**Records for this task:**
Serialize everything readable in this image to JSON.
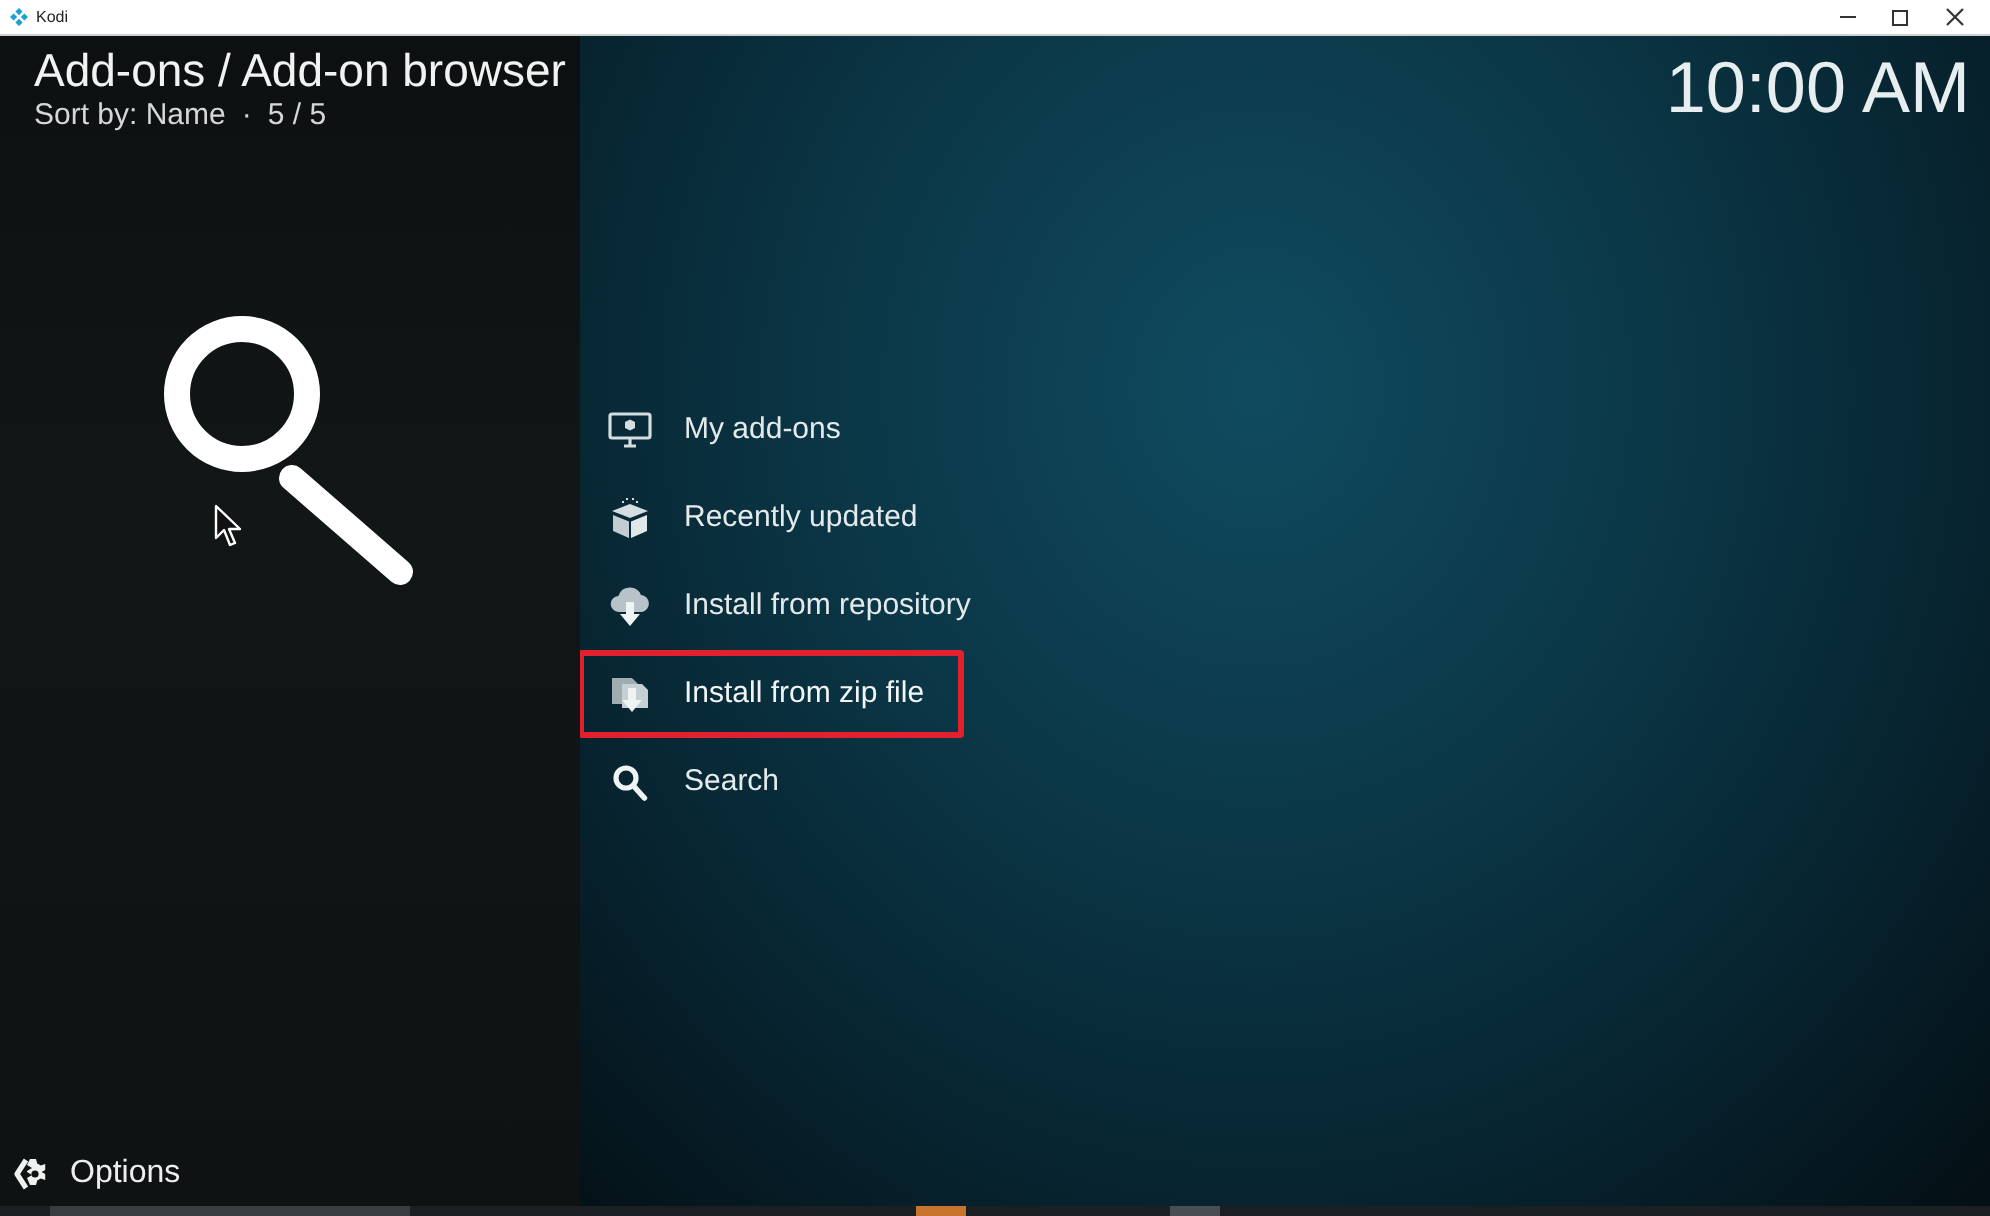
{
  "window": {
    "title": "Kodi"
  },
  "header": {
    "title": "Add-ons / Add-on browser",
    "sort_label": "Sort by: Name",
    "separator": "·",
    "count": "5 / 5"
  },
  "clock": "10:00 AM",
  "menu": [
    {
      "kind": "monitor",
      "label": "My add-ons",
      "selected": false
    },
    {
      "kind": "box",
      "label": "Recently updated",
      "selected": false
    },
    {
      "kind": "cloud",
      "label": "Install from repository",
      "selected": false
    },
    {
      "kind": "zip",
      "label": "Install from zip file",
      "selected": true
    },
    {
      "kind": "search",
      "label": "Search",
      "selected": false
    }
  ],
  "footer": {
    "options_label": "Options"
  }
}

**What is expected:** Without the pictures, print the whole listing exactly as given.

**Answer below:**
Serialize everything readable in this image to JSON.
{
  "window": {
    "title": "Kodi"
  },
  "header": {
    "title": "Add-ons / Add-on browser",
    "sort_label": "Sort by: Name",
    "separator": "·",
    "count": "5 / 5"
  },
  "clock": "10:00 AM",
  "menu": [
    {
      "kind": "monitor",
      "label": "My add-ons",
      "selected": false
    },
    {
      "kind": "box",
      "label": "Recently updated",
      "selected": false
    },
    {
      "kind": "cloud",
      "label": "Install from repository",
      "selected": false
    },
    {
      "kind": "zip",
      "label": "Install from zip file",
      "selected": true
    },
    {
      "kind": "search",
      "label": "Search",
      "selected": false
    }
  ],
  "footer": {
    "options_label": "Options"
  }
}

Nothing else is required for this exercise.